Research on interaction has provided important insights on how second languages may be acquired through interaction, and on how second language learners use their second language in various settings and tasks. Research into computer mediated communication (CMC) in a second language learning context has been a logical outcome of interactionist research. In CMC interactionist research it is typically the case that the products of data collection and objects of analysis are linear transcripts or chat logs. While these transcripts may help us to better understand the nature of learners' interactions, they are essentially one-dimensional in nature, not allowing one to coordinate learners' actions (utterances, gestures, changes in body posture, etc.) with the language they create during interactions. In this paper, we report on the use of a usability lab (UL) in gathering data on synchronous CMC (SCMC) among non-native English dyads. This UL allowed us to capture video, audio, and screen capture for all SCMC sessions. We demonstrate that this methodological approach coupled with a proposed coding technique brings to light many nuances of SCMC interaction that are obscured when relying on printed chatscripts alone.

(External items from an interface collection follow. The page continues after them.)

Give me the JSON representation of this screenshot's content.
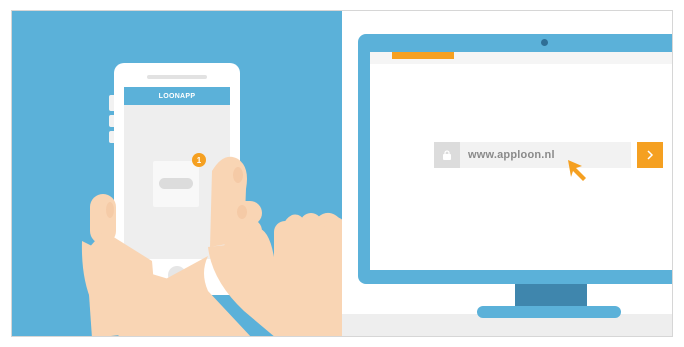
{
  "phone": {
    "app_title": "LOONAPP",
    "notification_count": "1"
  },
  "browser": {
    "url": "www.apploon.nl"
  },
  "icons": {
    "lock": "lock-icon",
    "go": "chevron-right-icon",
    "cursor": "cursor-arrow-icon",
    "camera": "camera-icon"
  },
  "colors": {
    "left_background": "#5bb1d9",
    "accent": "#f5a021",
    "monitor": "#5bb1d9",
    "skin": "#f9d5b4"
  }
}
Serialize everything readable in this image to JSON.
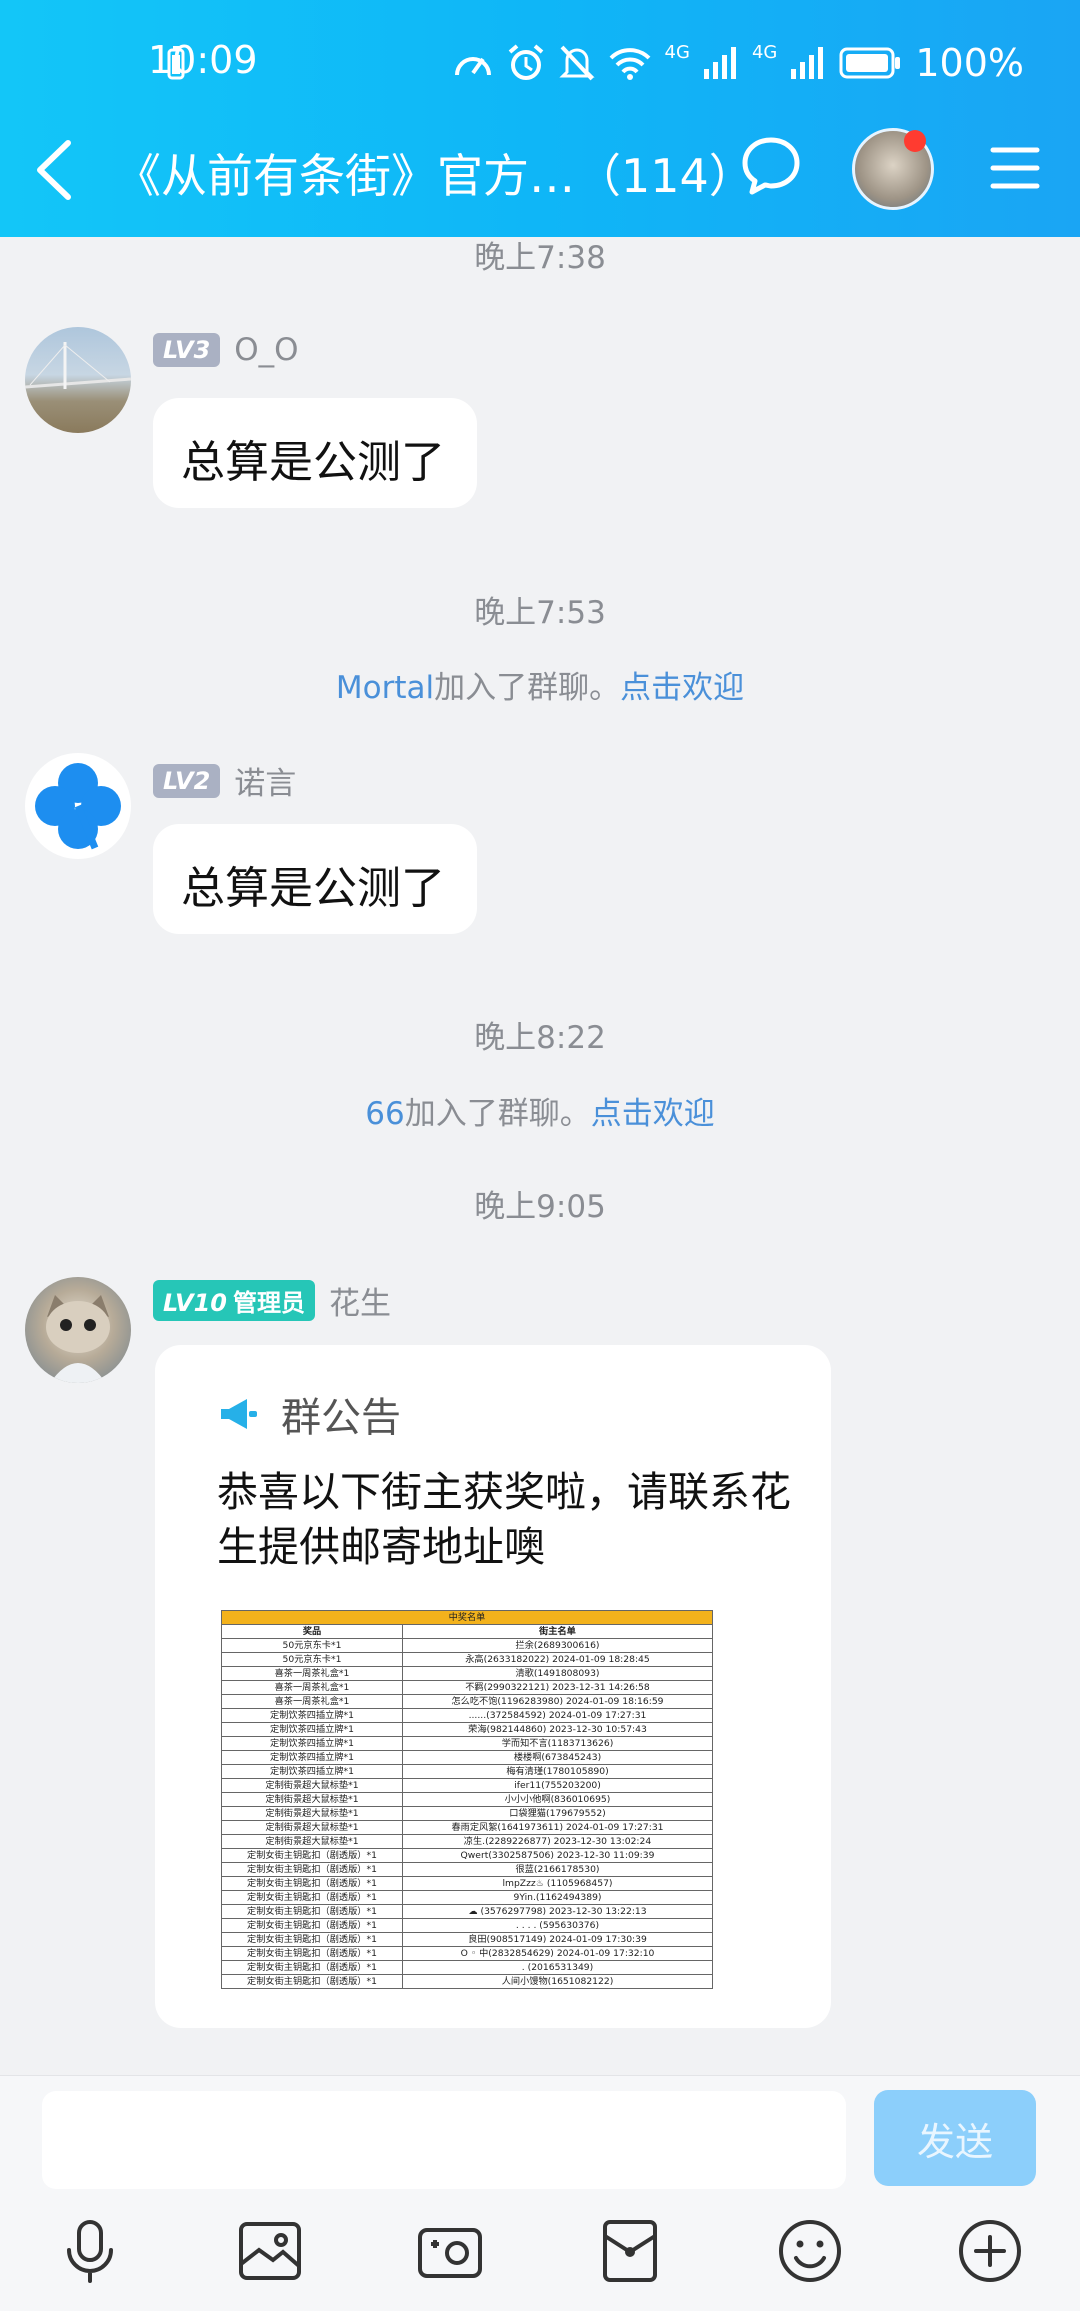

- Data collection methodologies
- Interaction research
- Second language acquisition
- Synchronous computer mediated communication
- Task-based learning